First, I had to pull out the staples holding the finishing piece of fabric on.  It took a screwdriver/swear words/plier combination to accomplish.  

Staples for days.

Next, I cut the fabric leaving a generous allowance on all sides.  A little too generous actually, and if I were to do it again, I'd leave maybe a 3-4 inch allowance to make it less bulky.  I had to go back and trim down the fabric after I stapled it down. The plus side: I had plenty of fabric to hold on to as I stretched it tight across the seat.  So, up to you.  You can see here that I started by stapling along the sides, leaving the corners for last (mostly because I wasn't sure how I was going to tackle them).  

Staple one side and then the opposite side, making sure it's pulled tight with no wrinkles before moving on to the adjacent side.  

I hemmed and hawed over the corners for maybe 10 minutes, checking tutorials online and weighing my options.  At this point Kelli (my sister) tells me to just go for it.  So we grabbed the fabric, gathered it the best we could, and stapled the heck out of it.  I knew that I was going to be covering it in vinyl, so I knew I didn't need to stress about the corners looking perfect because they'd be difficult to see.  

After stapling the corners, we had to go back with a hammer to pound them in a little more because the fabric prevented the staple from sinking all the way into the wood.  A pneumatic staple gun would've been fantastic here.

Step 2: Covering with vinyl
  1. Roughly trim vinyl, staple sides down. 
  2. Use hair dryer on one corner at a time to make the vinyl softer and more moldable.  Gather and staple.  Repeat til each corner is complete.  Really truly, don't forget this step.  The hair dryer helped a ton.
  3. Pound staples in with hammer.
  4. Trim as neatly as possible to remove excess vinyl. 
  5. Staple finishing fabric on to the bottom of the chair.

I wish I would've stapled closer together on the finishing fabric.  Now that the seats are back on my chairs, it kind of gaps, and it bothers me a little.  Also, watch out for fingers when you're hammering staples back in or else...swear words.

Paul kindly re-attached the cushions to the chairs, with a little help from Max. Boom.  Done and done.

Nice grandma rockers in the back, yes?

Huge thanks to Kelli.  We did this during a week long visit to her home in Nevada, and without her, I probably wouldn't have gotten them done.

Her amazing blue and white duvet is from West Elm, in case you were wondering.



1 comment:

Try to be kind.
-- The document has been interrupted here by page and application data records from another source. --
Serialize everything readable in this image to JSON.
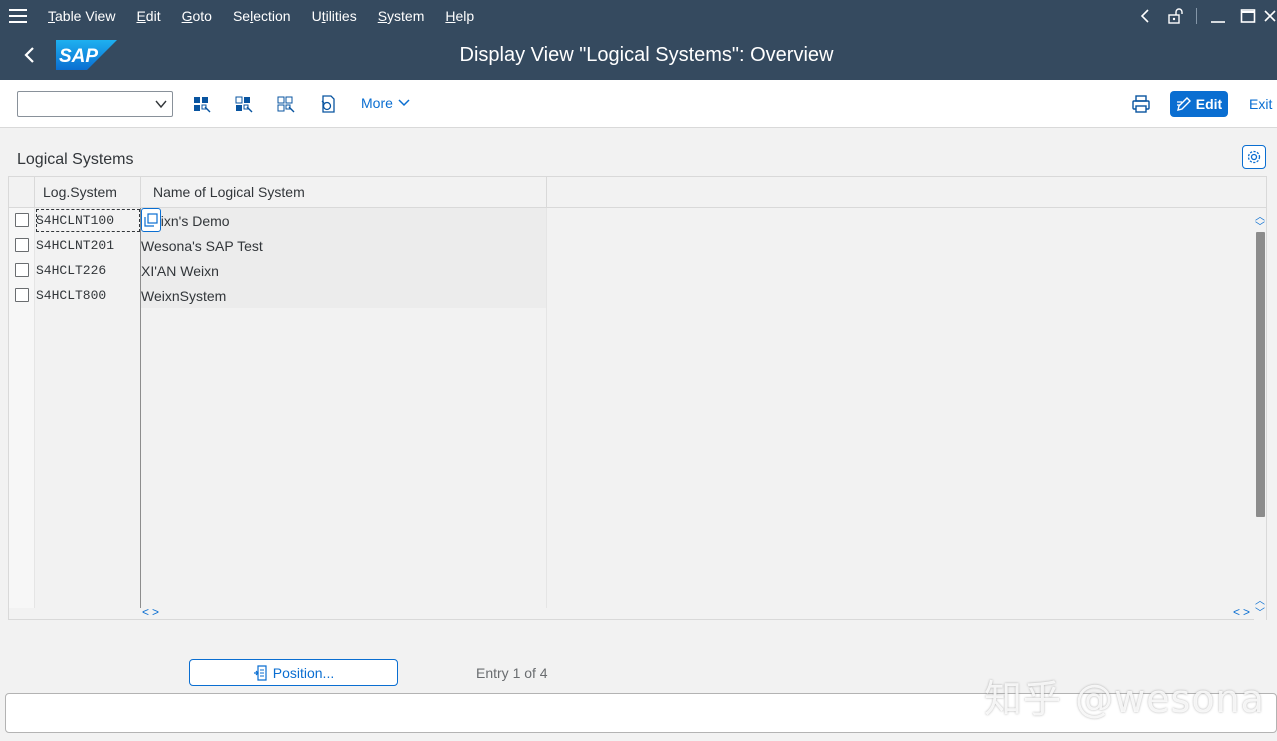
{
  "menubar": {
    "items": [
      "Table View",
      "Edit",
      "Goto",
      "Selection",
      "Utilities",
      "System",
      "Help"
    ],
    "mnemonics": [
      "T",
      "E",
      "G",
      "l",
      "t",
      "S",
      "H"
    ]
  },
  "titlebar": {
    "title": "Display View \"Logical Systems\": Overview",
    "logo_text": "SAP"
  },
  "toolbar": {
    "command_value": "",
    "more_label": "More",
    "edit_label": "Edit",
    "exit_label": "Exit"
  },
  "section": {
    "title": "Logical Systems"
  },
  "table": {
    "headers": [
      "Log.System",
      "Name of Logical System"
    ],
    "rows": [
      {
        "system": "S4HCLNT100",
        "name": "eixn's Demo"
      },
      {
        "system": "S4HCLNT201",
        "name": "Wesona's SAP Test"
      },
      {
        "system": "S4HCLT226",
        "name": "XI'AN Weixn"
      },
      {
        "system": "S4HCLT800",
        "name": "WeixnSystem"
      }
    ],
    "empty_rows": 12
  },
  "footer": {
    "position_label": "Position...",
    "entry_info": "Entry 1 of 4"
  },
  "watermark": "知乎 @wesona",
  "colors": {
    "shell": "#354a5f",
    "accent": "#0a6ed1",
    "background": "#f2f2f2"
  }
}
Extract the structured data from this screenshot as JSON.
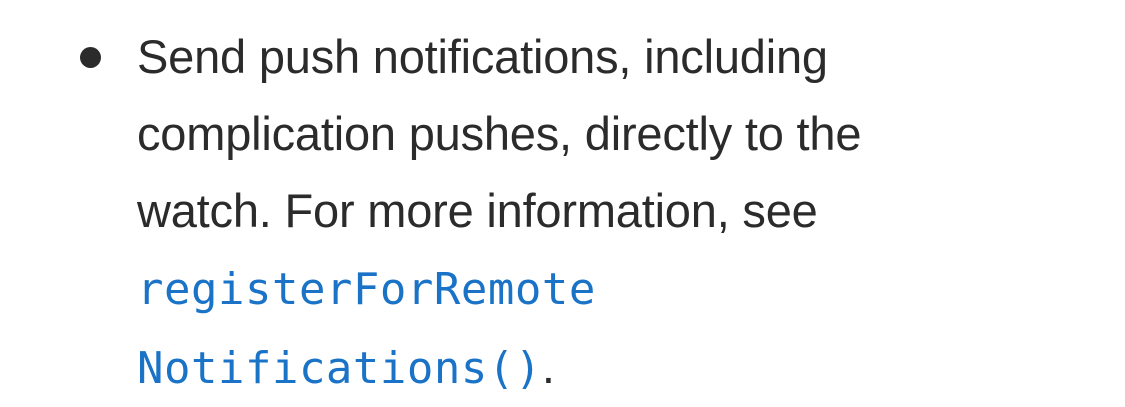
{
  "content": {
    "bullet_item": {
      "lines": [
        "Send push notifications, including",
        "complication pushes, directly to the",
        "watch. For more information, see"
      ],
      "link_line_1": "registerForRemote",
      "link_line_2": "Notifications()",
      "trailing": "."
    }
  },
  "colors": {
    "text": "#2b2b2b",
    "link": "#1a73c7",
    "background": "#ffffff"
  }
}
Don't be spammy. Feel free to share a link to your site if it's relevant. If we feel like a comment is spam or otherwise inappropriate, it might get deleted.
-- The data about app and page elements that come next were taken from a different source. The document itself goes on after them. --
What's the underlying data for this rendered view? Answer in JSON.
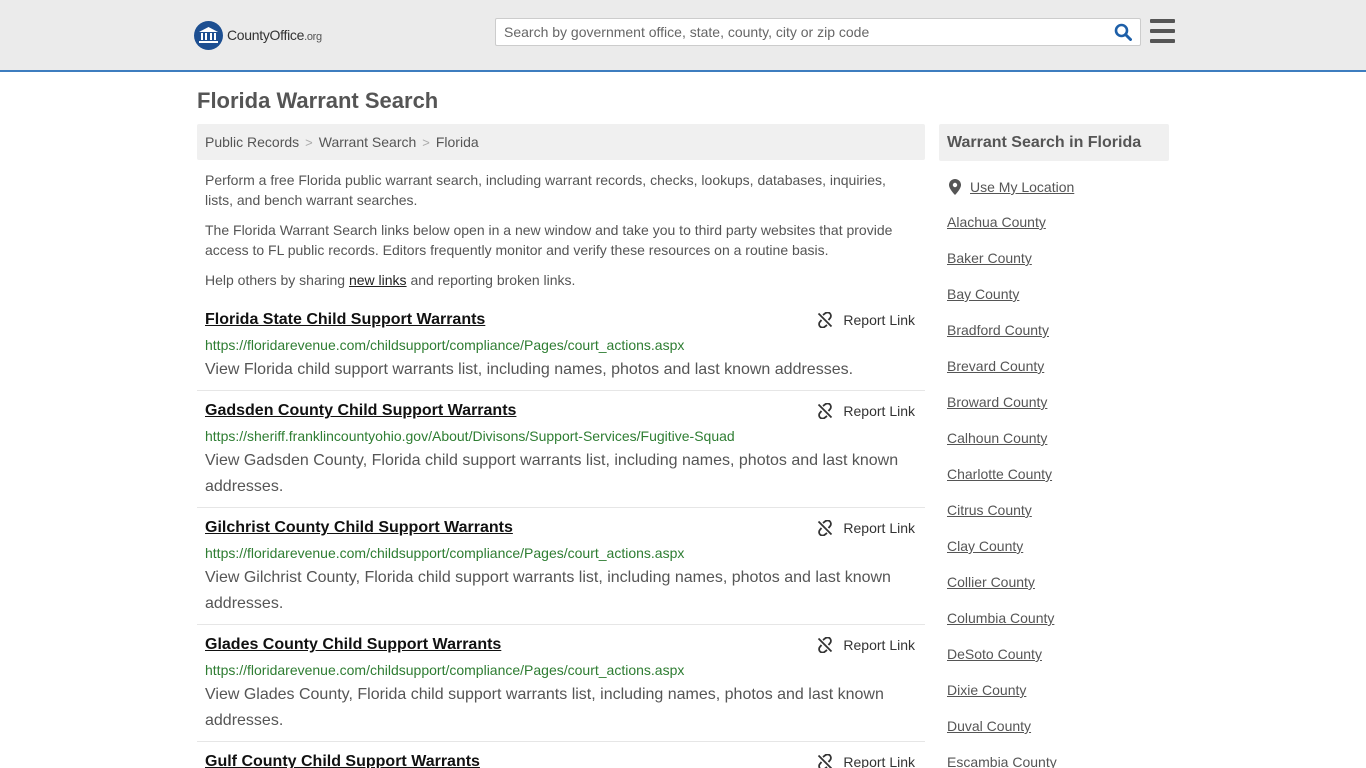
{
  "header": {
    "logo_text_main": "CountyOffice",
    "logo_text_tld": ".org",
    "search_placeholder": "Search by government office, state, county, city or zip code"
  },
  "page_title": "Florida Warrant Search",
  "breadcrumb": [
    "Public Records",
    "Warrant Search",
    "Florida"
  ],
  "intro": {
    "p1": "Perform a free Florida public warrant search, including warrant records, checks, lookups, databases, inquiries, lists, and bench warrant searches.",
    "p2": "The Florida Warrant Search links below open in a new window and take you to third party websites that provide access to FL public records. Editors frequently monitor and verify these resources on a routine basis.",
    "p3_before": "Help others by sharing ",
    "p3_link": "new links",
    "p3_after": " and reporting broken links."
  },
  "report_label": "Report Link",
  "results": [
    {
      "title": "Florida State Child Support Warrants",
      "url": "https://floridarevenue.com/childsupport/compliance/Pages/court_actions.aspx",
      "desc": "View Florida child support warrants list, including names, photos and last known addresses."
    },
    {
      "title": "Gadsden County Child Support Warrants",
      "url": "https://sheriff.franklincountyohio.gov/About/Divisons/Support-Services/Fugitive-Squad",
      "desc": "View Gadsden County, Florida child support warrants list, including names, photos and last known addresses."
    },
    {
      "title": "Gilchrist County Child Support Warrants",
      "url": "https://floridarevenue.com/childsupport/compliance/Pages/court_actions.aspx",
      "desc": "View Gilchrist County, Florida child support warrants list, including names, photos and last known addresses."
    },
    {
      "title": "Glades County Child Support Warrants",
      "url": "https://floridarevenue.com/childsupport/compliance/Pages/court_actions.aspx",
      "desc": "View Glades County, Florida child support warrants list, including names, photos and last known addresses."
    },
    {
      "title": "Gulf County Child Support Warrants",
      "url": "",
      "desc": ""
    }
  ],
  "sidebar": {
    "heading": "Warrant Search in Florida",
    "use_location": "Use My Location",
    "counties": [
      "Alachua County",
      "Baker County",
      "Bay County",
      "Bradford County",
      "Brevard County",
      "Broward County",
      "Calhoun County",
      "Charlotte County",
      "Citrus County",
      "Clay County",
      "Collier County",
      "Columbia County",
      "DeSoto County",
      "Dixie County",
      "Duval County",
      "Escambia County"
    ]
  },
  "colors": {
    "accent": "#3d7dbf",
    "logo_blue": "#1d4f91",
    "url_green": "#2e7d32"
  },
  "icons": [
    "search-icon",
    "menu-icon",
    "broken-link-icon",
    "location-pin-icon",
    "logo-badge-icon"
  ]
}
Related Posts Plugin for WordPress, Blogger...
Proudly designed by Mlekoshi playground